Finally, a common complaint from athletes is they don’t have the time for high volume of training and prefer the benefits of short higher intensity training. If you cannot commit the time to building a strong aerobic base, you won’t become the best athlete you could be, but that does not mean you cannot be a strong athlete. If your training is only possible due to falling behind those other priorities in life, then certainly adding intensity will improve your fitness quickly, but only temporarily. If you choose the utilization training approach, then the trade off will be that you must add more rest to recover from the intensity of the training load or powering on. The only way to add more rest is to reduce the bulk of low-intensity training or remove it completely, therefore your aerobic capacity will reduce, rather than increase. If you power on without adequate rest, then OTS is on your horizon. With more utilization training you just need to be smarter about how you train and know your limitations as an athlete.
Unfortunately, without a strong aerobic base underpinning fitness, you will never maximise your fitness potential.
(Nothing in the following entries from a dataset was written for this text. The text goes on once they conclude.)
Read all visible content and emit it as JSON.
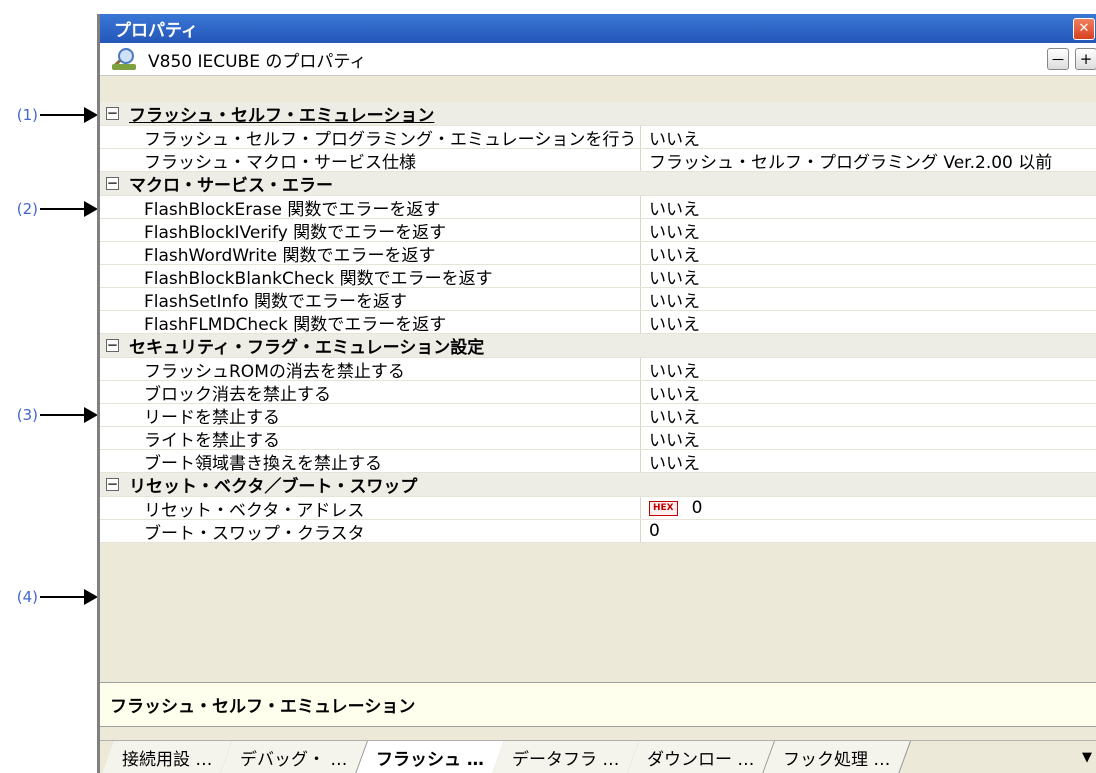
{
  "callouts": [
    "(1)",
    "(2)",
    "(3)",
    "(4)"
  ],
  "window": {
    "title": "プロパティ"
  },
  "header": {
    "title": "V850 IECUBE のプロパティ",
    "collapse_label": "－",
    "expand_label": "+"
  },
  "categories": [
    {
      "name": "フラッシュ・セルフ・エミュレーション",
      "toggle": "－",
      "props": [
        {
          "name": "フラッシュ・セルフ・プログラミング・エミュレーションを行う",
          "value": "いいえ"
        },
        {
          "name": "フラッシュ・マクロ・サービス仕様",
          "value": "フラッシュ・セルフ・プログラミング Ver.2.00 以前"
        }
      ]
    },
    {
      "name": "マクロ・サービス・エラー",
      "toggle": "－",
      "props": [
        {
          "name": "FlashBlockErase 関数でエラーを返す",
          "value": "いいえ"
        },
        {
          "name": "FlashBlockIVerify 関数でエラーを返す",
          "value": "いいえ"
        },
        {
          "name": "FlashWordWrite 関数でエラーを返す",
          "value": "いいえ"
        },
        {
          "name": "FlashBlockBlankCheck 関数でエラーを返す",
          "value": "いいえ"
        },
        {
          "name": "FlashSetInfo 関数でエラーを返す",
          "value": "いいえ"
        },
        {
          "name": "FlashFLMDCheck 関数でエラーを返す",
          "value": "いいえ"
        }
      ]
    },
    {
      "name": "セキュリティ・フラグ・エミュレーション設定",
      "toggle": "－",
      "props": [
        {
          "name": "フラッシュROMの消去を禁止する",
          "value": "いいえ"
        },
        {
          "name": "ブロック消去を禁止する",
          "value": "いいえ"
        },
        {
          "name": "リードを禁止する",
          "value": "いいえ"
        },
        {
          "name": "ライトを禁止する",
          "value": "いいえ"
        },
        {
          "name": "ブート領域書き換えを禁止する",
          "value": "いいえ"
        }
      ]
    },
    {
      "name": "リセット・ベクタ／ブート・スワップ",
      "toggle": "－",
      "props": [
        {
          "name": "リセット・ベクタ・アドレス",
          "value": "0",
          "badge": "HEX"
        },
        {
          "name": "ブート・スワップ・クラスタ",
          "value": "0"
        }
      ]
    }
  ],
  "description": "フラッシュ・セルフ・エミュレーション",
  "tabs": [
    {
      "label": "接続用設 …",
      "active": false
    },
    {
      "label": "デバッグ・ …",
      "active": false
    },
    {
      "label": "フラッシュ …",
      "active": true
    },
    {
      "label": "データフラ …",
      "active": false
    },
    {
      "label": "ダウンロー …",
      "active": false
    },
    {
      "label": "フック処理 …",
      "active": false
    }
  ],
  "tab_menu_icon": "▼"
}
Any potential benefit from high-intensity training is directly proportional to the size of your aerobic base and that is unavoidable—there is no shortcut or way around it. The amount of time spent building the aerobic base will become the biggest factor in reaching your overall potential as an athlete.
Next Article -> Part Seven - The New Science of Fat Adaptation